New Arena Could Bring In Big Names
Saturday, October 21st 2000, 12:00 am
By: News On 6
On November seventh, voters will be deciding on whether it's Tulsa's time.
One of the key pieces of the convention and tourism project is a 110-million dollar arena.
Backers say it will bring in big time shows such as more concerts, ice skating acts and rodeos.
Promoters of the biggest bands in America say they will come to Tulsa, if the arena is built.
But, if people don't turn up in large numbers, the big acts won't be back.
Glenda Pickrell and Cathy Carpenter are spending the night at the convention center just to get first crack at Elton John tickets.
"All the big names, the closest they ever get to us is Oklahoma City or Texas. They never come to Tulsa," says Carpenter.
They're supporting a new arena so theyâ€™ll have more shots at big concerts.
100-million dollars for an arena are part of a 263-million dollar convention and tourism package, which includes a re-furbished convention center.

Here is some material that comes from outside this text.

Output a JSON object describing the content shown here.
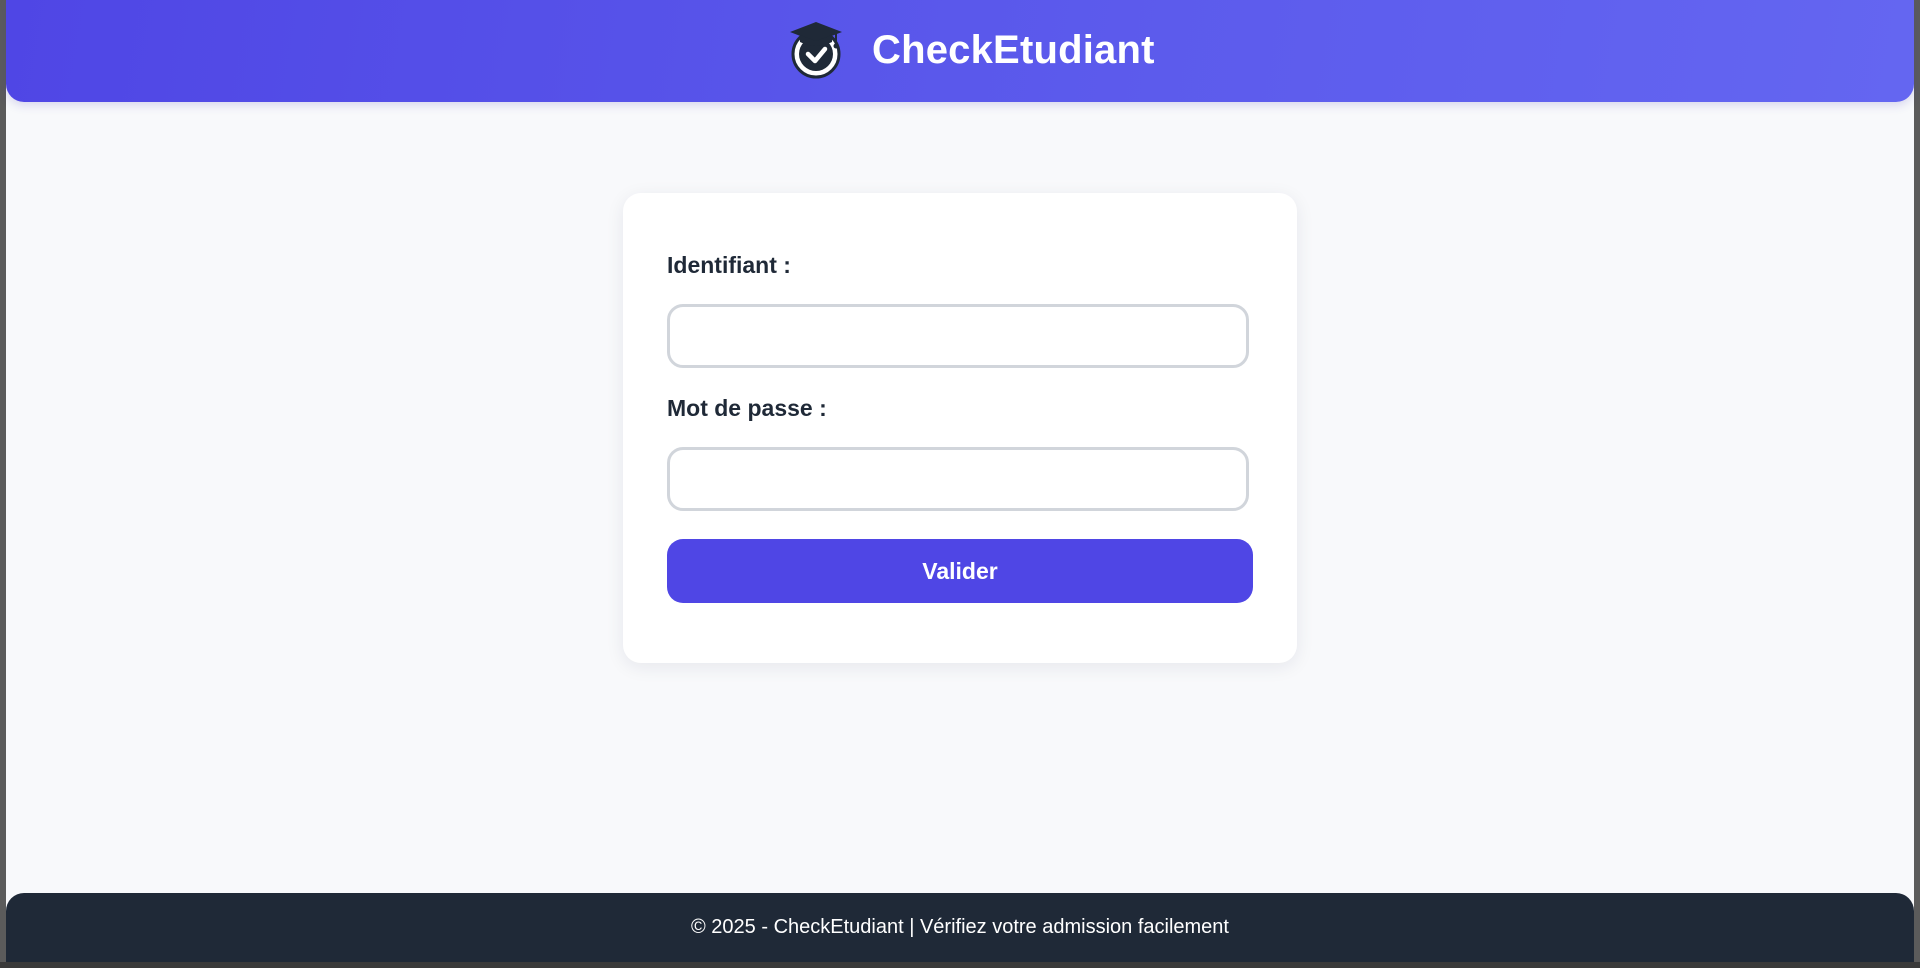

The leaders behind it say Tulsa is falling behind. A new arena, they say, would pull in acts like the Dixie Chicks, who recently played Oklahoma City.
Tulsa promoter Terry Harvey says the big acts don't want to play the old, 8-thousand seat convention center. He said it was tough to convince Boys to Men to come here on December 2nd.
"They look at Tulsa as a secondary market," says Harvey.
He says Boys to Men and Elton John have to leave much of their equipment behind to play the convention center. Harvey says if there is a new arena, every promoter in the country, promoting the biggest acts, will consider giving Tulsa a shot.
"You'll see great shows coming into the city, great shows. No doubt about it," says Harvey.
A spokesman for SFX, one of the largest concert promoters in the world, says if you build it, they will come.
He says the biggest acts will consider Tulsa, knowing Oklahoma City and the big Texas cities are nearby.
But, promoters say they will pull back and stop coming, unless they have a consistent crowd of at least 15-thousand.
"It's all about the economics, it's all about the money," says Harvey.
And that's what worries the opposition to the entire convention and tourism project. Opponents say other cities have built arenas that didnâ€™t bring in the crowds and promoters are no longer interested.
The promoters say they have plenty of acts that can bring in 15-thousand people and will be here if Tulsans come to the show.